influencer marketing

Most (83 percent) of global consumers say digital advertisements interrupt their online experience, according to Rakuten Marketing. So it should come as no surprise to learn 78 percent of consumers use ad blockers or proactively opt out of ads in other ways. If you choose to continue purchasing digital ads to promote your business, you will have lost three-quarters of potential buyers before you even start.

Diminished ad reach isn’t the half of it. The average click-through rate (CTR) of ads is now only 0.05 percent, according to Smart Insights. Competition for consumers’ attention is fierce, and Influencer Marketing could be just what’s needed to reach today’s advertising-averse consumers.

Having road tested Influencer Marketing extensively, I believe that done right, this increasingly popular modality can deliver phenomenal results for both B2B and B2C industries. Rather than interrupting a person’s online experience, the brand becomes an organic, integral part of influencers’ content. According to a Tomoson study, marketers generate an average $6.50 for every $1 spent on influencer talent fees. Depending upon the industry, the topic, and the specific influencers you work with, ROI can be even better.
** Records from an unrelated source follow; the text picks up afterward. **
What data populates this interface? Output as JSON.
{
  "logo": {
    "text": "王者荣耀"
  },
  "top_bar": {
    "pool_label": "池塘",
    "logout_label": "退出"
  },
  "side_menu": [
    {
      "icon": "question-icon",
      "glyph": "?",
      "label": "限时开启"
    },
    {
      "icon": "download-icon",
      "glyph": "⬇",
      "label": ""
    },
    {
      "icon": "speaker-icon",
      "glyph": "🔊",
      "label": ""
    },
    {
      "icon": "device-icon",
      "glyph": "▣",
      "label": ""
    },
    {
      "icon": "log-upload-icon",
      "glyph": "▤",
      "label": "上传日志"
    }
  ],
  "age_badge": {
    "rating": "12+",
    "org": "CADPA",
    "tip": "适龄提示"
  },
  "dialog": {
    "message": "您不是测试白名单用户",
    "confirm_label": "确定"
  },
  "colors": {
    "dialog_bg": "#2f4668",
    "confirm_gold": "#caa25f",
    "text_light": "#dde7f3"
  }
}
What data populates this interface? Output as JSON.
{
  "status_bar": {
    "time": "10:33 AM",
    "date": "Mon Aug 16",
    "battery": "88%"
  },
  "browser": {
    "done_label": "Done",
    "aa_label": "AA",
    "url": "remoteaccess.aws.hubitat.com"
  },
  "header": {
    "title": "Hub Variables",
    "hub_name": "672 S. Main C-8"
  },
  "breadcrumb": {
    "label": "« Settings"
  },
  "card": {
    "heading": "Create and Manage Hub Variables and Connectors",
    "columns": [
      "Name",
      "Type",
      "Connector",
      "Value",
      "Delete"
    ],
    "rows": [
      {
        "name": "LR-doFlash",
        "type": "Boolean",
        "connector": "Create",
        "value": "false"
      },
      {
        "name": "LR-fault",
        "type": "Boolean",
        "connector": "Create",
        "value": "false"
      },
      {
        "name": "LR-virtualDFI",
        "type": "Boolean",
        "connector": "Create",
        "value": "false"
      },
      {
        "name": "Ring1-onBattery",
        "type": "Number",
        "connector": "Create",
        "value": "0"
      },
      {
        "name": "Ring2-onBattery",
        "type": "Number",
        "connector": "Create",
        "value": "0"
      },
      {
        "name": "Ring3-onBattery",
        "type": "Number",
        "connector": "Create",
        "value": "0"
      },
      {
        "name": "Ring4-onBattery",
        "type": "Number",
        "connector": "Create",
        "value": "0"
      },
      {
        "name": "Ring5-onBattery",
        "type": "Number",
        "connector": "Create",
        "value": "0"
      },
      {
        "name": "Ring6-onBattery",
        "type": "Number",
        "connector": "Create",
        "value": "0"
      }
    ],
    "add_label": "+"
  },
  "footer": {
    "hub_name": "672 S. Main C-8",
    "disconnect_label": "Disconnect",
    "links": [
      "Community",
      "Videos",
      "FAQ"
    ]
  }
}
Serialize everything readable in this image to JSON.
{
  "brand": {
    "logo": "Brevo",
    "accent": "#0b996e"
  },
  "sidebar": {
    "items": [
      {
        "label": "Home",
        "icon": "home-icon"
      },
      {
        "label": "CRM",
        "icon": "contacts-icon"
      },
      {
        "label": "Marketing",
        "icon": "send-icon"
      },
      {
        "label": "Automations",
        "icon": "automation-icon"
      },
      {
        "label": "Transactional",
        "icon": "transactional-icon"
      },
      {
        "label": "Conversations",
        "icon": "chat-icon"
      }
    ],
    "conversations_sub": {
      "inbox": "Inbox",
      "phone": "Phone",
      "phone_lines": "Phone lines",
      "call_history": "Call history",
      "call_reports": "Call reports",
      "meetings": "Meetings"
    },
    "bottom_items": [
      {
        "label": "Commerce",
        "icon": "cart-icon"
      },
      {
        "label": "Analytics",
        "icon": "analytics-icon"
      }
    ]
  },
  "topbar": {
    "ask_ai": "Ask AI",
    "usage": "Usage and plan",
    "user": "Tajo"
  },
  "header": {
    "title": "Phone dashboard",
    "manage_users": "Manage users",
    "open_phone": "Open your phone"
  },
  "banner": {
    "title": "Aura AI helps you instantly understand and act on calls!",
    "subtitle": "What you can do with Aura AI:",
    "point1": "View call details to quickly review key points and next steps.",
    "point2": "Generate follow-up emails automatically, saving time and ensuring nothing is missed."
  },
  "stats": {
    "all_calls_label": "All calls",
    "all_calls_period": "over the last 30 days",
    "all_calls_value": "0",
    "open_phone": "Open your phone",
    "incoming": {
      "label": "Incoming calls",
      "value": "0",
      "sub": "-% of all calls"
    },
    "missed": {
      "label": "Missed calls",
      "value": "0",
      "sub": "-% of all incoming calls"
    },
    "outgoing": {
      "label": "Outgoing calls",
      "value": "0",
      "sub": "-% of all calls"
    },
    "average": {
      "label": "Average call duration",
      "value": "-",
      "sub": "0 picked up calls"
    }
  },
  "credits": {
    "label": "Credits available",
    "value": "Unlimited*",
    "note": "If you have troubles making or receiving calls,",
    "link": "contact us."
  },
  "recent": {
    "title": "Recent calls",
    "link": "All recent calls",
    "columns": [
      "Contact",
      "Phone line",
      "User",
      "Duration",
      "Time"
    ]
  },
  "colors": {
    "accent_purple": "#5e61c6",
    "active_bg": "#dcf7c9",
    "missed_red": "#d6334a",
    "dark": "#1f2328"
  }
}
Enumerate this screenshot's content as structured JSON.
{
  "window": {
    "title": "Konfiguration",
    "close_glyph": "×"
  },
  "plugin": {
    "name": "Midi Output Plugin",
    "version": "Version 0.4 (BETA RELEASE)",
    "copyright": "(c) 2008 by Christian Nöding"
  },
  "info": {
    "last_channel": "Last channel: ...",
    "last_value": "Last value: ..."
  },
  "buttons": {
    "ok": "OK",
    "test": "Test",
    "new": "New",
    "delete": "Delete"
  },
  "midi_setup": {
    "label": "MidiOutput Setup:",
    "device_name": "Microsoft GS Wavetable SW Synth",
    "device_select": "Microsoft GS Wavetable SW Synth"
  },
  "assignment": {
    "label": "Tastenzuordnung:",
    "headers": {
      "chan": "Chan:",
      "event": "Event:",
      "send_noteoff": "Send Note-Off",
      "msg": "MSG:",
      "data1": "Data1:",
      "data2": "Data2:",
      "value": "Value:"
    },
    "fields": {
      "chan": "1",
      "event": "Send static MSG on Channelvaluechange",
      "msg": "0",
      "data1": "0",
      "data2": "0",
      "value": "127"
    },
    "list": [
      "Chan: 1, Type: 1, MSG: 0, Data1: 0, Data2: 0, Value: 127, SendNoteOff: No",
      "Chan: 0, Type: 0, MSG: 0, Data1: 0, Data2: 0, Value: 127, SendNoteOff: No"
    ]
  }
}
For example, the year-long campaign I ran on behalf of custom skincare provider Curology generated $15 in annualized subscription revenue for every dollar spent on talent fees.

Before you dive into Influencer Marketing, consider four pieces to the Influencer Marketing puzzle that will help you understand when and how to incorporate Influencer Marketing successfully into the mix.

#1 It’s a long-term play

Unlike pay-per-click advertising campaigns which are capable of driving same day sales until the moment you pull the plug, Influencer Marketing campaigns can generate same day sales as well as build brand awareness indefinitely. Influencer Marketing tends to require more time than resources, but the positive, long-term impacts are well-worth the effort.

#2: Building a solid foundation is vital

Start by setting clear goals and designating quantifiable metrics such as cost per view, cost per acquisition, and other essential data points to measure outcomes. You also need to develop concise message guidelines that get your points across while leaving influencers ample room to do their thing.

Bear in mind that social media stars have cultivated their following by presenting themselves and their viewpoints authentically. They’re in tune with what fits their brand, what’s trending and what works with their audience.

Too much brand interference inevitably leads to poor campaign performance. Last summer, the PR agency responsible for launching an augmented reality shooting game insisted on changing video titles and descriptions, both of which are key SEO ranking factors on YouTube. As a result, the toy manufacturer lost over half a million views on a single video compared to the YouTube family’s average reach.

3 Find the right people

Choosing the right people is your single most important success factor, and social media is the obvious place to discover the people who influence your buyers. I use tools like Little Bird and BuzzSumo to figure out who’s sharing relevant content, and I’m a big fan of using Twitter lists to source B2B influencers.

Once you identify the list of candidates, watch what the influencer posts, how often they post, and how their followers react. Do people repost, comment, share, and otherwise interact with the content in and around topics that appeal to your buyers? If not, move on to the next candidate.

#4 Make Friends with Influencers

This is easier said than done. In many industries, social media stars are inundated with impersonal email blasts which frequently go unanswered. The real magic happens when you 1) connect with influencers who genuinely like your products or services and the values you represent; 2) take the time to build genuine relationships; and 3) think in terms of delivering mutual value. Move beyond free products and find ways to offer notoriety or even cold, hard cash.

I generally use social media for relationship building. I share their content using the appropriate hashtags, leave comments on posts, and engage them on their preferred social channels. I use Nimble to speed up the vetting process, monitor engagement signals, and remind me to follow up periodically.*

By building true relationships, both sides can receive a bounty of benefits for a long time to come. For instance, the YouTube family I mentioned earlier took it upon themselves to create a second video featuring the AR shooting game. This time, they selected the storyline, title and description themselves, and the video generated over six million views. Now that’s a relationship worth investing in!

Influencer Marketing is a challenging discipline to master, but the potential gains of running successful campaigns can be astronomical. As the field continues to grow in prominence, give this tactic the attention it deserves as it could be the very thing that takes your business to the next level.

*Disclaimer: I began using Nimble long before I came a Nimble employee.


Jenna Dobkin is an experienced influencer marketing professional with a passion for helping businesses acquire customers, build brands and enhance community relationships, both online and in the real world. Hallmarks of her work include conscientious influencer relations; strategic content marketing; and the delivery of social media and public relations campaigns, from inception through execution.

Currently, she heads up influencer marketing and guerilla PR for Nimble, the simple social CRM for Office 365 and G Suite. Jenna is also a nerd. She graduated top of her class from the University of California at Berkeley’s Haas School of Business in the early nineties.